▸ **Source data**:
§ §

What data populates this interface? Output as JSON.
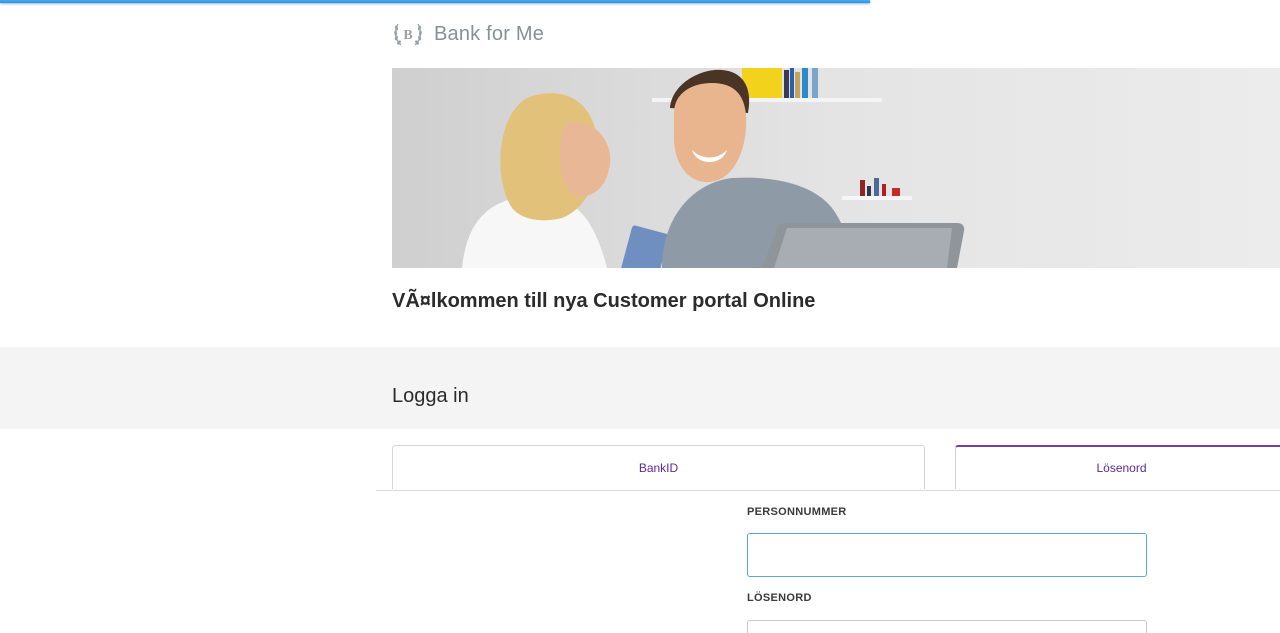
{
  "page": {
    "progress_fraction": 0.68
  },
  "brand": {
    "name": "Bank for Me",
    "emblem_letter": "B",
    "emblem_icon": "laurel-wreath-icon"
  },
  "hero": {
    "image": "couple-with-laptop-and-card-photo"
  },
  "welcome": {
    "heading": "VÃ¤lkommen till nya Customer portal Online"
  },
  "login": {
    "title": "Logga in",
    "tabs": [
      {
        "label": "BankID",
        "active": false
      },
      {
        "label": "Lösenord",
        "active": true
      }
    ],
    "fields": {
      "personnummer": {
        "label": "PERSONNUMMER",
        "value": ""
      },
      "password": {
        "label": "LÖSENORD",
        "value": ""
      }
    }
  },
  "colors": {
    "accent": "#6a3fb0",
    "tab_text": "#5b2a9e",
    "focus": "#5aa7e0",
    "progress": "#2f8fe0"
  }
}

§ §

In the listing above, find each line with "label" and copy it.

▸ **Exercise response**:
        "label": "BankID",
        "label": "Lösenord",
        "label": "PERSONNUMMER",
        "label": "LÖSENORD",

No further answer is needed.